“Do NOT buy the iPhone 13,” reads a message circulating on Facebook in South Africa and elsewhere. “They developed it in just 1 year. The original iPhone took billions of years to make. How can we trust an iPhone that was developed so quickly?”
It adds: “Not only that, I've heard that it contains microchips and GPS tracking software.”
Facebook’s fact-checking system has flagged the message as possibly false. But it’s not: it’s satire mocking popular but false conspiracy theories about Covid-19 vaccines.
What is satire?
The online Collins dictionary defines satire as “the use of humour or exaggeration in order to show how foolish or wicked some people’s behaviour or ideas are”.

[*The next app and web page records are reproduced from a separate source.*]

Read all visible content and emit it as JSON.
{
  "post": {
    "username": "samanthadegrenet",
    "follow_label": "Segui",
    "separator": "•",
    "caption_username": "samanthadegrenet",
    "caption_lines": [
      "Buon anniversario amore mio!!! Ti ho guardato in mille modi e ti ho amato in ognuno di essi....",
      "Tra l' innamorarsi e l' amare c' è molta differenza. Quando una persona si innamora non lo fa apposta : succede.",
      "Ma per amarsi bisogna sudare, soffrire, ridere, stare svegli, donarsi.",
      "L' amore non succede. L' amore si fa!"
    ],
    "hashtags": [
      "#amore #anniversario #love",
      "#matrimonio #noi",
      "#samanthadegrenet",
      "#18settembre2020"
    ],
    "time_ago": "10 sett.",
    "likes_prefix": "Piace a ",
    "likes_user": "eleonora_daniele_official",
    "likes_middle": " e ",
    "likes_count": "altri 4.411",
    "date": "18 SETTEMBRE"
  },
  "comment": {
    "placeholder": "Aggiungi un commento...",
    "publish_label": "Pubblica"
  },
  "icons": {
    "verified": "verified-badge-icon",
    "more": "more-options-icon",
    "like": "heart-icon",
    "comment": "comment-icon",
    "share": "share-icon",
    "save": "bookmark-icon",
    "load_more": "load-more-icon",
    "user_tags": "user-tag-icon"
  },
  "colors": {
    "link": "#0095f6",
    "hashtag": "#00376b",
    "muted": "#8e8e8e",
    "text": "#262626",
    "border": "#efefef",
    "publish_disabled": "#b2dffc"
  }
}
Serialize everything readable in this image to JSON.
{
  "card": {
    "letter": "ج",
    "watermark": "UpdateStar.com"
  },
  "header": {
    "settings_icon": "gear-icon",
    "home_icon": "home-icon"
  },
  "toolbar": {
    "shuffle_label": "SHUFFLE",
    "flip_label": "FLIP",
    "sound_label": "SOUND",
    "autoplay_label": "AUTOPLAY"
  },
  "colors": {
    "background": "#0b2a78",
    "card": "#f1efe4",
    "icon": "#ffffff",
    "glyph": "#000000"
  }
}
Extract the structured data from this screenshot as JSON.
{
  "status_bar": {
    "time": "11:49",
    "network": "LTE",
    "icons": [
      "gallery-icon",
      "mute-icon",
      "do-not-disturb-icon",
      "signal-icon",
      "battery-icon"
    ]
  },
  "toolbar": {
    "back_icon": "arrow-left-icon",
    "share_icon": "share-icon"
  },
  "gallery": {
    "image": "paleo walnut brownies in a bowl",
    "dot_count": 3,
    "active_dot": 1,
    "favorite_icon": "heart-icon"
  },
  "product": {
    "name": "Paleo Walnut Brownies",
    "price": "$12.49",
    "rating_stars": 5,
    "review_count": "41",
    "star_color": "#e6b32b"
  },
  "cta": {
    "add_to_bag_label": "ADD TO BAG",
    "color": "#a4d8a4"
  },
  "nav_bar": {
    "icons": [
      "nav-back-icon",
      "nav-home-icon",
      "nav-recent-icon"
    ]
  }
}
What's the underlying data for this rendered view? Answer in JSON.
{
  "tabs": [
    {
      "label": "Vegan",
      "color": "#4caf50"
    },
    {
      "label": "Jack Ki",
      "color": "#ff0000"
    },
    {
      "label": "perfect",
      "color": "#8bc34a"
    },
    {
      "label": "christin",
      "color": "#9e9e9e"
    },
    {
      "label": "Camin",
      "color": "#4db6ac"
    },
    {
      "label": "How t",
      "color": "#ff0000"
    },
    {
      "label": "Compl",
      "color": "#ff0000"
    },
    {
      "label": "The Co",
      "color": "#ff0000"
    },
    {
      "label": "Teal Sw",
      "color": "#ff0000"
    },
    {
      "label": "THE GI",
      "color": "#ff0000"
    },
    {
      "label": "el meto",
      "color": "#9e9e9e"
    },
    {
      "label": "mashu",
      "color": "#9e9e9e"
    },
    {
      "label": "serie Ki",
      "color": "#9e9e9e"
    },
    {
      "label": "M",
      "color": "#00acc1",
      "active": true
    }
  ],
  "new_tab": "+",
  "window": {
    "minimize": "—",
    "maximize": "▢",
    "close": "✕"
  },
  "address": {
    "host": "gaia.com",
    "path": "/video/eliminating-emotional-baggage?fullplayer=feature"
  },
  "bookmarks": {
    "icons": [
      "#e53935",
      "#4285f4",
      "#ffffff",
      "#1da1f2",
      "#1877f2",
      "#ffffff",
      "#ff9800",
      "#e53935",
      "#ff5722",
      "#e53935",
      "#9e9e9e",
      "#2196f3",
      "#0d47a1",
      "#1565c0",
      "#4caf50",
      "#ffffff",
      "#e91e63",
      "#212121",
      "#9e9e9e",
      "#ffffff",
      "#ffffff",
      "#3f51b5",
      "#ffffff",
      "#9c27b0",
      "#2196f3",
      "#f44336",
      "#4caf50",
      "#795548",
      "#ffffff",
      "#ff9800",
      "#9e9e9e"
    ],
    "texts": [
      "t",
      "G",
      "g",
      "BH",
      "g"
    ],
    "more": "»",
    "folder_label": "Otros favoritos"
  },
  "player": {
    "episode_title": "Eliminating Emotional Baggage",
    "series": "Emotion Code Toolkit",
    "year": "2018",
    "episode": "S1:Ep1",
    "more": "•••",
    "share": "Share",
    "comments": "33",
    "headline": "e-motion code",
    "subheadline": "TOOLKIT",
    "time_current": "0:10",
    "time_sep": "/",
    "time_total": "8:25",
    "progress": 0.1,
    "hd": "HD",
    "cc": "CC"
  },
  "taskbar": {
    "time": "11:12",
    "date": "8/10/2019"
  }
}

The website Literary Devices explains satire as “the artful ridicule of a folly or vice as a means of exposing or correcting it. The subject of satire is generally human frailty, as it manifests in people’s behaviour or ideas as well as societal institutions or other creations. Satire utilises tones of amusement, contempt, scorn, or indignation towards a flawed subject with the hope of creating awareness and subsequent change.”
Why Covid vaccines were developed so quickly
Apple’s first iPhone came out in 2007. It could be said it took billions of years to develop, but the statement is ridiculous – on purpose. The iPhone 13 was launched in September 2021, less than a year after the iPhone 12 came out in October 2020.
The message satirises false claims that Covid-19 vaccines are somehow unsafe or not to be trusted because they were developed so quickly. Covid-19 was identified in December 2019. Exactly a year later, in December 2020, the World Health Organisation issued its first approval of a vaccine against the disease – the Pfizer-BioNTech mRNA vaccine.
By contrast, the infectious disease polio has been around for millennia, but a vaccine against it was only developed in the early 1950s. But Covid vaccines were developed so quickly simply because medical technology is far more advanced than it was before.
This satirises conspiracy theories that, as CNBC puts it, “a tracking microchip was secretly planted in each Covid-19 vaccine, making people’s arms magnetic and allowing the government or global elites like Bill Gates to track those who are vaccinated”.
It’s physically impossible for a microchip to be injected into a person with a vaccine.
For publishers: what to do if your post is rated false
A fact-checker has rated your Facebook or Instagram post as “false”. What should you do? First, don't delete!
Click on our guide for the steps you should follow.
Africa Check teams up with Facebook
Africa Check is a partner in Facebook’s third-party fact-checking programme to help stop the spread of false information on social media.
The content we rate as “false” will be downgraded on Facebook and Instagram. This means fewer people will see it.
You can also help identify false information on Facebook. This guide explains how.